TASK DETAILS => Go through the data below and copy each line where the word "rank" occurs.

[Data entries]
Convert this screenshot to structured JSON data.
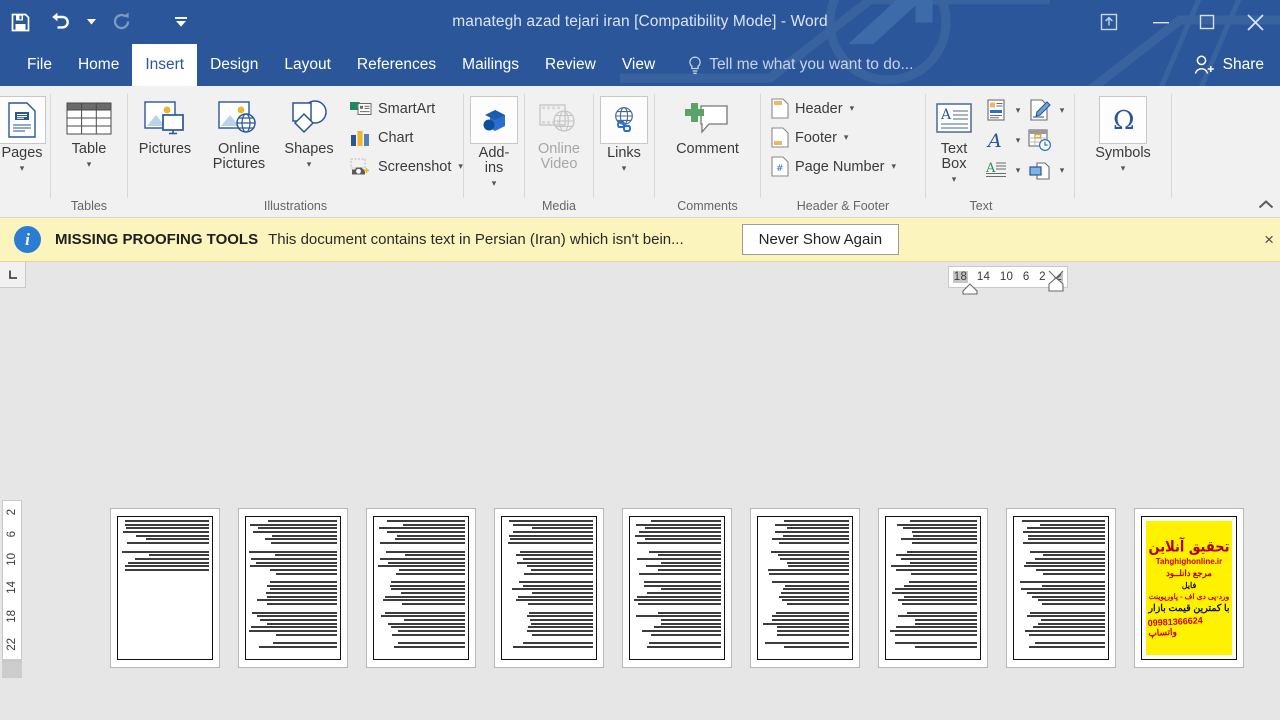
{
  "window": {
    "title": "manategh azad tejari iran [Compatibility Mode] - Word",
    "quick_access": [
      {
        "name": "save",
        "label": "Save",
        "icon": "save-icon",
        "disabled": false
      },
      {
        "name": "undo",
        "label": "Undo",
        "icon": "undo-icon",
        "disabled": false
      },
      {
        "name": "undo-dropdown",
        "label": "",
        "icon": "chevron-down-icon",
        "disabled": false
      },
      {
        "name": "redo",
        "label": "Repeat",
        "icon": "redo-icon",
        "disabled": true
      },
      {
        "name": "customize-qat",
        "label": "Customize Quick Access Toolbar",
        "icon": "chevron-down-bar-icon",
        "disabled": false
      }
    ],
    "controls": [
      {
        "name": "ribbon-display-options",
        "label": "Ribbon Display Options",
        "icon": "ribbon-display-icon"
      },
      {
        "name": "minimize",
        "label": "Minimize",
        "icon": "minimize-icon"
      },
      {
        "name": "restore",
        "label": "Restore Down",
        "icon": "restore-icon"
      },
      {
        "name": "close",
        "label": "Close",
        "icon": "close-icon"
      }
    ]
  },
  "tabs": {
    "items": [
      {
        "label": "File",
        "active": false
      },
      {
        "label": "Home",
        "active": false
      },
      {
        "label": "Insert",
        "active": true
      },
      {
        "label": "Design",
        "active": false
      },
      {
        "label": "Layout",
        "active": false
      },
      {
        "label": "References",
        "active": false
      },
      {
        "label": "Mailings",
        "active": false
      },
      {
        "label": "Review",
        "active": false
      },
      {
        "label": "View",
        "active": false
      }
    ],
    "tell_me": "Tell me what you want to do...",
    "share": "Share"
  },
  "ribbon": {
    "collapse_label": "Collapse the Ribbon",
    "groups": [
      {
        "name": "pages",
        "label": "",
        "big_buttons": [
          {
            "label": "Pages",
            "icon": "cover-page-icon",
            "has_caret": true,
            "disabled": false,
            "boxed": true
          }
        ],
        "small_buttons": []
      },
      {
        "name": "tables",
        "label": "Tables",
        "big_buttons": [
          {
            "label": "Table",
            "icon": "table-icon",
            "has_caret": true,
            "disabled": false,
            "boxed": false
          }
        ],
        "small_buttons": []
      },
      {
        "name": "illustrations",
        "label": "Illustrations",
        "big_buttons": [
          {
            "label": "Pictures",
            "icon": "pictures-icon",
            "has_caret": false,
            "disabled": false,
            "boxed": false
          },
          {
            "label": "Online\nPictures",
            "icon": "online-pictures-icon",
            "has_caret": false,
            "disabled": false,
            "boxed": false
          },
          {
            "label": "Shapes",
            "icon": "shapes-icon",
            "has_caret": true,
            "disabled": false,
            "boxed": false
          }
        ],
        "small_buttons": [
          {
            "label": "SmartArt",
            "icon": "smartart-icon",
            "has_caret": false
          },
          {
            "label": "Chart",
            "icon": "chart-icon",
            "has_caret": false
          },
          {
            "label": "Screenshot",
            "icon": "screenshot-icon",
            "has_caret": true
          }
        ]
      },
      {
        "name": "add-ins",
        "label": "",
        "big_buttons": [
          {
            "label": "Add-\nins",
            "icon": "addins-icon",
            "has_caret": true,
            "disabled": false,
            "boxed": true
          }
        ],
        "small_buttons": []
      },
      {
        "name": "media",
        "label": "Media",
        "big_buttons": [
          {
            "label": "Online\nVideo",
            "icon": "online-video-icon",
            "has_caret": false,
            "disabled": true,
            "boxed": false
          }
        ],
        "small_buttons": []
      },
      {
        "name": "links",
        "label": "",
        "big_buttons": [
          {
            "label": "Links",
            "icon": "links-icon",
            "has_caret": true,
            "disabled": false,
            "boxed": true
          }
        ],
        "small_buttons": []
      },
      {
        "name": "comments",
        "label": "Comments",
        "big_buttons": [
          {
            "label": "Comment",
            "icon": "new-comment-icon",
            "has_caret": false,
            "disabled": false,
            "boxed": false
          }
        ],
        "small_buttons": []
      },
      {
        "name": "header-footer",
        "label": "Header & Footer",
        "big_buttons": [],
        "small_buttons": [
          {
            "label": "Header",
            "icon": "header-icon",
            "has_caret": true
          },
          {
            "label": "Footer",
            "icon": "footer-icon",
            "has_caret": true
          },
          {
            "label": "Page Number",
            "icon": "page-number-icon",
            "has_caret": true
          }
        ]
      },
      {
        "name": "text",
        "label": "Text",
        "big_buttons": [
          {
            "label": "Text\nBox",
            "icon": "text-box-icon",
            "has_caret": true,
            "disabled": false,
            "boxed": false
          }
        ],
        "icon_grid": [
          {
            "icon": "quick-parts-icon",
            "caret": true
          },
          {
            "icon": "signature-line-icon",
            "caret": true
          },
          {
            "icon": "wordart-icon",
            "caret": true
          },
          {
            "icon": "date-time-icon",
            "caret": false
          },
          {
            "icon": "drop-cap-icon",
            "caret": true
          },
          {
            "icon": "object-icon",
            "caret": true
          }
        ]
      },
      {
        "name": "symbols",
        "label": "",
        "big_buttons": [
          {
            "label": "Symbols",
            "icon": "omega-icon",
            "has_caret": true,
            "disabled": false,
            "boxed": true
          }
        ],
        "small_buttons": []
      }
    ]
  },
  "message_bar": {
    "icon": "info-icon",
    "title": "MISSING PROOFING TOOLS",
    "text": "This document contains text in Persian (Iran) which isn't bein...",
    "button": "Never Show Again",
    "close": "×",
    "background_color": "#fbf4bd"
  },
  "rulers": {
    "corner_icon": "tab-stop-left-icon",
    "horizontal_ticks": [
      "18",
      "14",
      "10",
      "6",
      "2",
      "2"
    ],
    "vertical_ticks": [
      "2",
      "2",
      "6",
      "10",
      "14",
      "18",
      "22"
    ]
  },
  "document": {
    "pages": [
      {
        "index": 1,
        "type": "text",
        "lines": 13,
        "fill_ratio": 0.42
      },
      {
        "index": 2,
        "type": "text",
        "lines": 30,
        "fill_ratio": 0.96
      },
      {
        "index": 3,
        "type": "text",
        "lines": 30,
        "fill_ratio": 0.96
      },
      {
        "index": 4,
        "type": "text",
        "lines": 30,
        "fill_ratio": 0.96
      },
      {
        "index": 5,
        "type": "text",
        "lines": 30,
        "fill_ratio": 0.96
      },
      {
        "index": 6,
        "type": "text",
        "lines": 30,
        "fill_ratio": 0.96
      },
      {
        "index": 7,
        "type": "text",
        "lines": 30,
        "fill_ratio": 0.96
      },
      {
        "index": 8,
        "type": "text",
        "lines": 30,
        "fill_ratio": 0.96
      },
      {
        "index": 9,
        "type": "advertisement",
        "background_color": "#fff200",
        "lines": [
          "تحقیق آنلاین",
          "Tahghighonline.ir",
          "مرجع دانلــود",
          "فایل",
          "ورد-پی دی اف - پاورپوینت",
          "با کمترین قیمت بازار",
          "09981366624 واتساپ"
        ]
      }
    ]
  },
  "colors": {
    "titlebar": "#2b579a",
    "ribbon": "#f1f1f1",
    "workspace": "#e6e6e6",
    "message_bar": "#fbf4bd",
    "accent": "#2b579a"
  }
}
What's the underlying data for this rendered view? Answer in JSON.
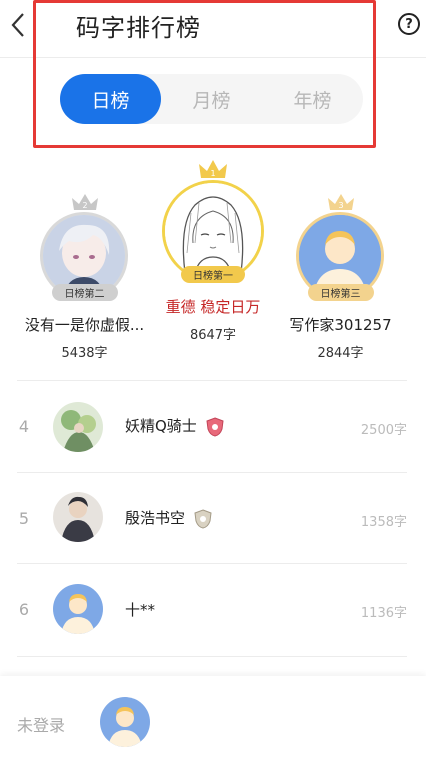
{
  "header": {
    "title": "码字排行榜",
    "help_label": "?"
  },
  "tabs": [
    {
      "label": "日榜",
      "active": true
    },
    {
      "label": "月榜",
      "active": false
    },
    {
      "label": "年榜",
      "active": false
    }
  ],
  "podium": {
    "second": {
      "rank": "2",
      "badge": "日榜第二",
      "name": "没有一是你虚假...",
      "count": "5438字"
    },
    "first": {
      "rank": "1",
      "badge": "日榜第一",
      "name": "重德 稳定日万",
      "count": "8647字"
    },
    "third": {
      "rank": "3",
      "badge": "日榜第三",
      "name": "写作家301257",
      "count": "2844字"
    }
  },
  "list": [
    {
      "rank": "4",
      "name": "妖精Q骑士",
      "count": "2500字"
    },
    {
      "rank": "5",
      "name": "殷浩书空",
      "count": "1358字"
    },
    {
      "rank": "6",
      "name": "十**",
      "count": "1136字"
    }
  ],
  "footer": {
    "label": "未登录"
  },
  "colors": {
    "accent": "#1a73e8",
    "annotation": "#e53935",
    "gold": "#f2c94c",
    "silver": "#c7c7c7",
    "bronze": "#f3d38e",
    "first_name": "#c62828"
  }
}
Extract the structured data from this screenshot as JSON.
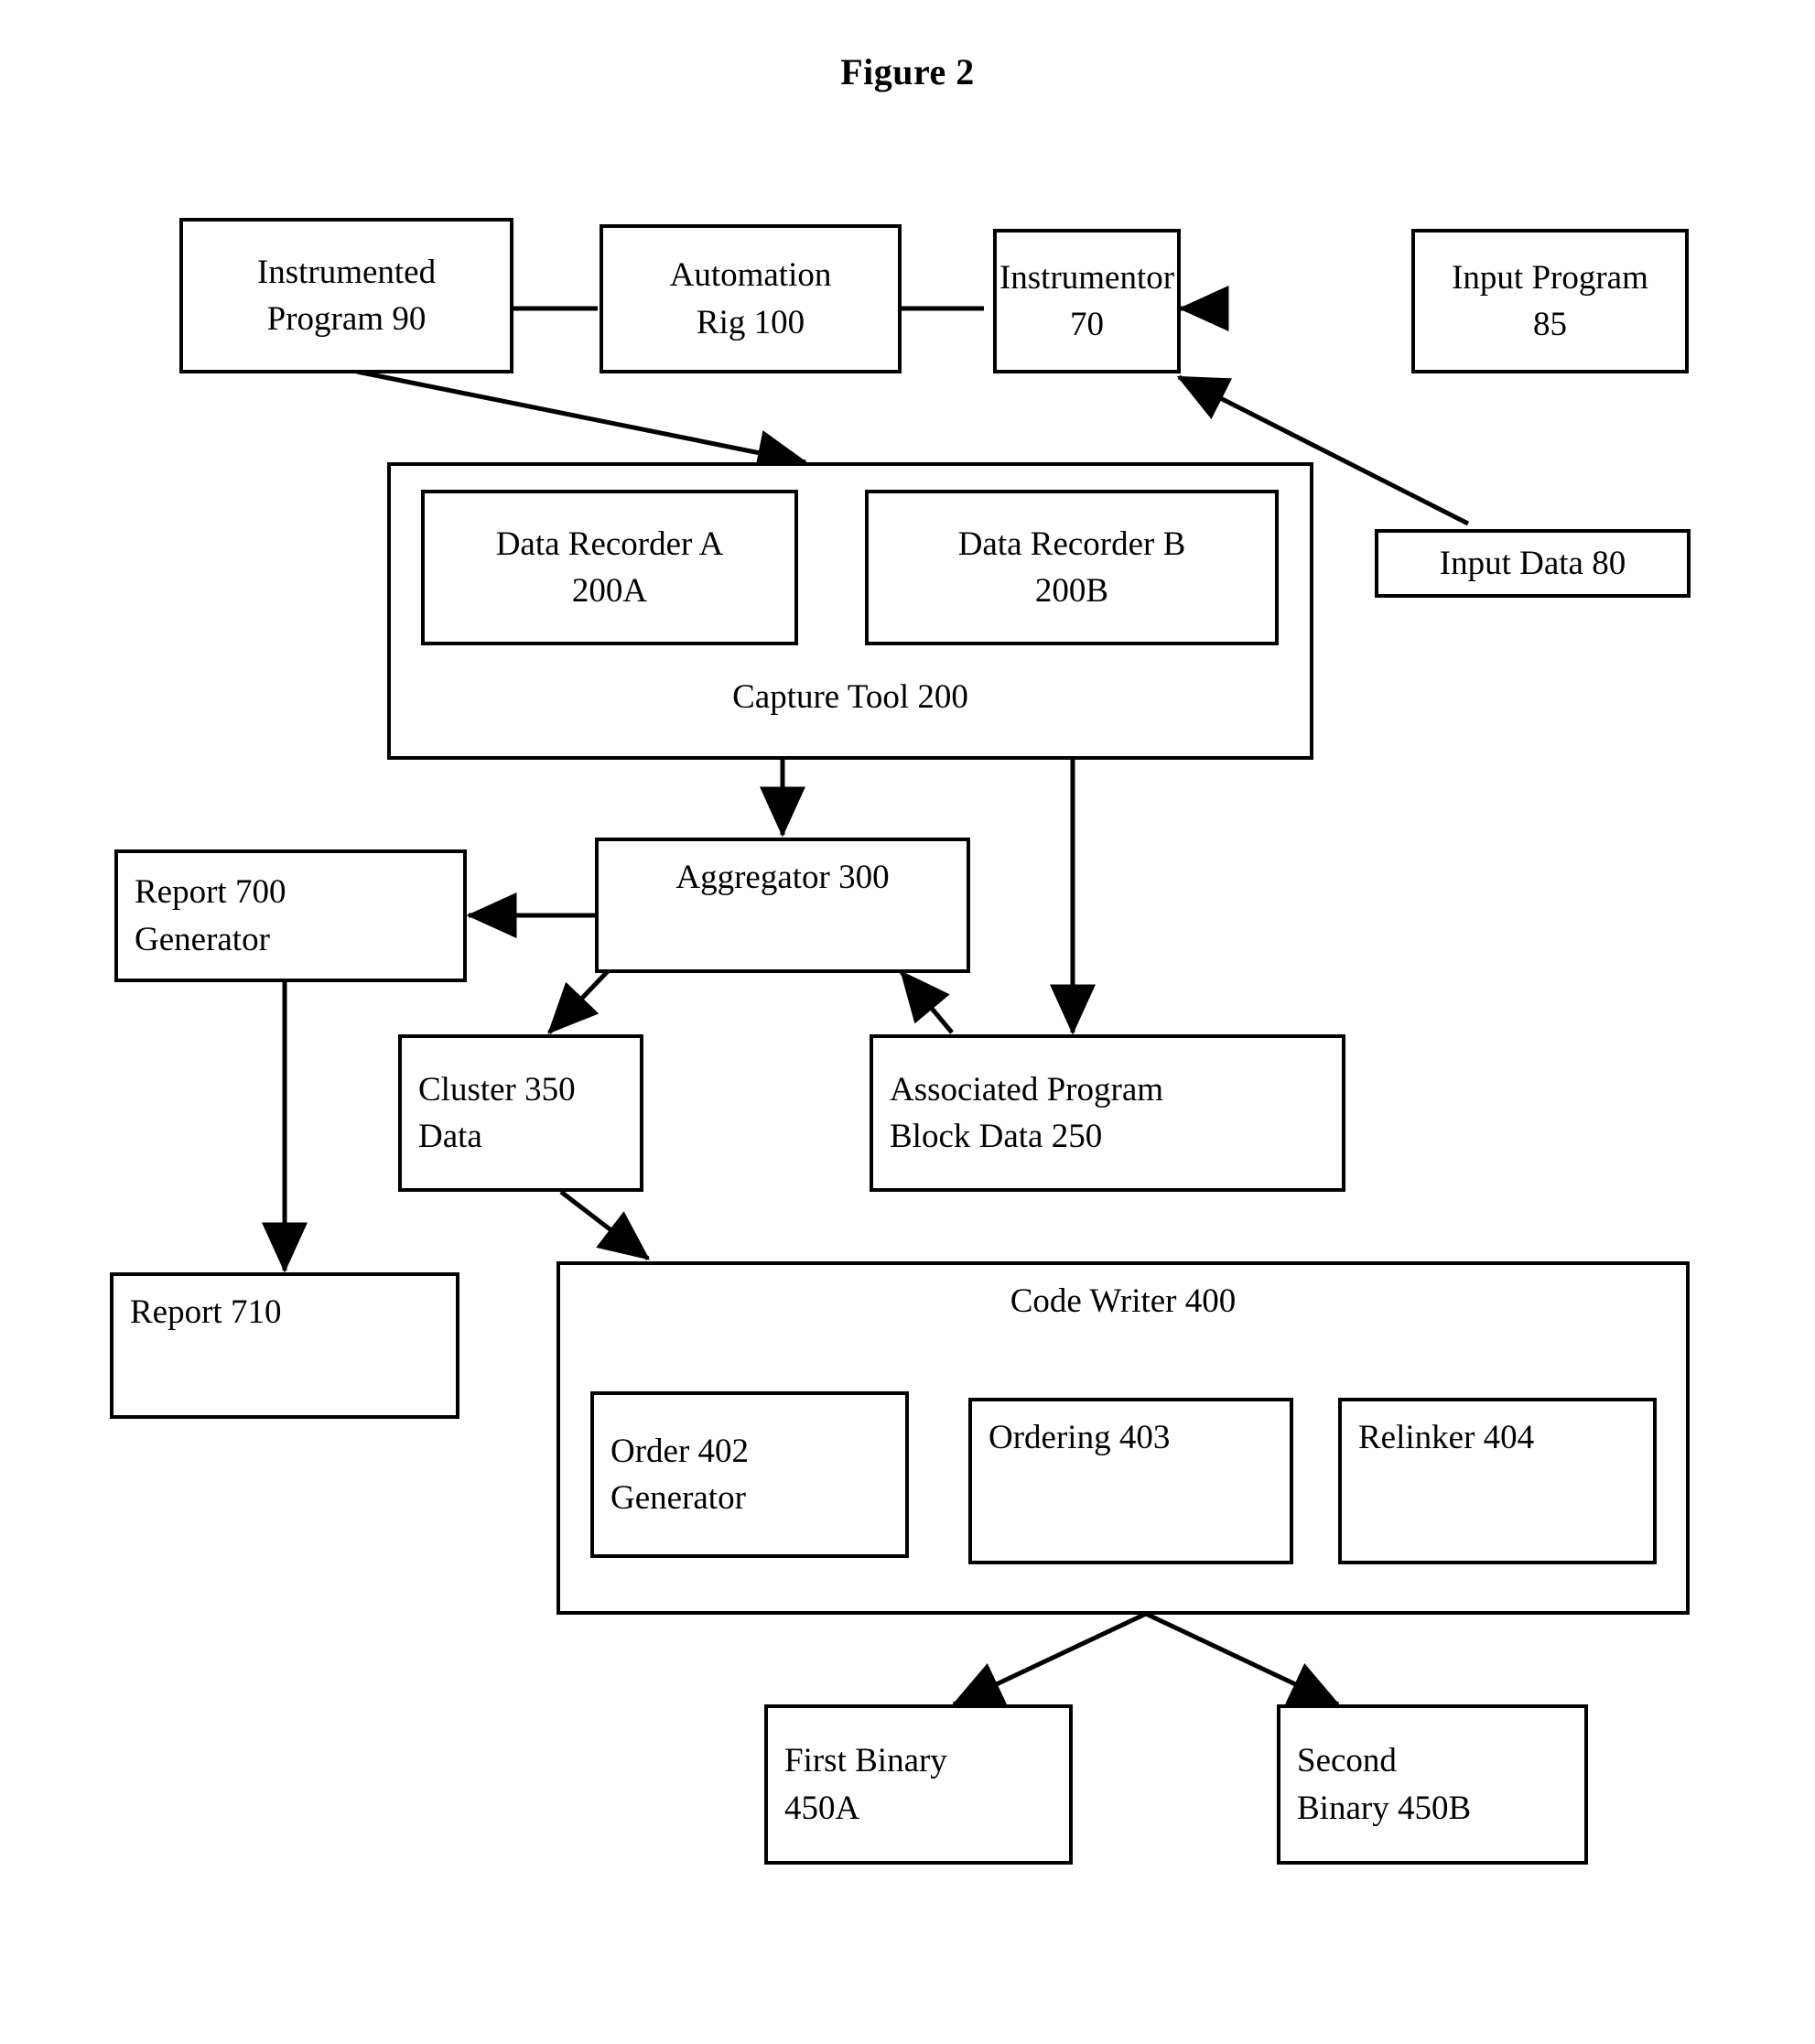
{
  "figure": {
    "title": "Figure 2"
  },
  "nodes": {
    "instrumented_program": {
      "line1": "Instrumented",
      "line2": "Program 90"
    },
    "automation_rig": {
      "line1": "Automation",
      "line2": "Rig 100"
    },
    "instrumentor": {
      "line1": "Instrumentor",
      "line2": "70"
    },
    "input_program": {
      "line1": "Input Program",
      "line2": "85"
    },
    "input_data": {
      "line1": "Input Data 80"
    },
    "capture_tool": {
      "label": "Capture Tool 200"
    },
    "data_recorder_a": {
      "line1": "Data Recorder A",
      "line2": "200A"
    },
    "data_recorder_b": {
      "line1": "Data Recorder B",
      "line2": "200B"
    },
    "aggregator": {
      "line1": "Aggregator 300"
    },
    "report_generator": {
      "line1": "Report 700",
      "line2": "Generator"
    },
    "report_710": {
      "line1": "Report 710"
    },
    "cluster_data": {
      "line1": "Cluster 350",
      "line2": "Data"
    },
    "associated_block_data": {
      "line1": "Associated Program",
      "line2": "Block Data 250"
    },
    "code_writer": {
      "label": "Code Writer 400"
    },
    "order_generator": {
      "line1": "Order 402",
      "line2": "Generator"
    },
    "ordering": {
      "line1": "Ordering 403"
    },
    "relinker": {
      "line1": "Relinker 404"
    },
    "first_binary": {
      "line1": "First Binary",
      "line2": "450A"
    },
    "second_binary": {
      "line1": "Second",
      "line2": "Binary 450B"
    }
  },
  "chart_data": {
    "type": "diagram",
    "title": "Figure 2",
    "diagram_kind": "block-flow-diagram",
    "blocks": [
      {
        "id": "instrumented_program",
        "label": "Instrumented Program 90"
      },
      {
        "id": "automation_rig",
        "label": "Automation Rig 100"
      },
      {
        "id": "instrumentor",
        "label": "Instrumentor 70"
      },
      {
        "id": "input_program",
        "label": "Input Program 85"
      },
      {
        "id": "input_data",
        "label": "Input Data 80"
      },
      {
        "id": "capture_tool",
        "label": "Capture Tool 200",
        "children": [
          "data_recorder_a",
          "data_recorder_b"
        ]
      },
      {
        "id": "data_recorder_a",
        "label": "Data Recorder A 200A"
      },
      {
        "id": "data_recorder_b",
        "label": "Data Recorder B 200B"
      },
      {
        "id": "aggregator",
        "label": "Aggregator 300"
      },
      {
        "id": "report_generator",
        "label": "Report 700 Generator"
      },
      {
        "id": "report_710",
        "label": "Report 710"
      },
      {
        "id": "cluster_data",
        "label": "Cluster 350 Data"
      },
      {
        "id": "associated_block_data",
        "label": "Associated Program Block Data 250"
      },
      {
        "id": "code_writer",
        "label": "Code Writer 400",
        "children": [
          "order_generator",
          "ordering",
          "relinker"
        ]
      },
      {
        "id": "order_generator",
        "label": "Order 402 Generator"
      },
      {
        "id": "ordering",
        "label": "Ordering 403"
      },
      {
        "id": "relinker",
        "label": "Relinker 404"
      },
      {
        "id": "first_binary",
        "label": "First Binary 450A"
      },
      {
        "id": "second_binary",
        "label": "Second Binary 450B"
      }
    ],
    "edges": [
      {
        "from": "input_program",
        "to": "instrumentor"
      },
      {
        "from": "input_data",
        "to": "instrumentor"
      },
      {
        "from": "instrumentor",
        "to": "automation_rig"
      },
      {
        "from": "automation_rig",
        "to": "instrumented_program"
      },
      {
        "from": "instrumented_program",
        "to": "capture_tool"
      },
      {
        "from": "capture_tool",
        "to": "aggregator"
      },
      {
        "from": "capture_tool",
        "to": "associated_block_data"
      },
      {
        "from": "aggregator",
        "to": "report_generator"
      },
      {
        "from": "aggregator",
        "to": "cluster_data"
      },
      {
        "from": "associated_block_data",
        "to": "aggregator"
      },
      {
        "from": "report_generator",
        "to": "report_710"
      },
      {
        "from": "cluster_data",
        "to": "code_writer"
      },
      {
        "from": "order_generator",
        "to": "ordering"
      },
      {
        "from": "ordering",
        "to": "relinker"
      },
      {
        "from": "code_writer",
        "to": "first_binary"
      },
      {
        "from": "code_writer",
        "to": "second_binary"
      }
    ]
  }
}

SOLUTION TO THIS EXERCISE =>
      "rank": "2",
      "rank": "1",
      "rank": "3",
      "rank": "4",
      "rank": "5",
      "rank": "6",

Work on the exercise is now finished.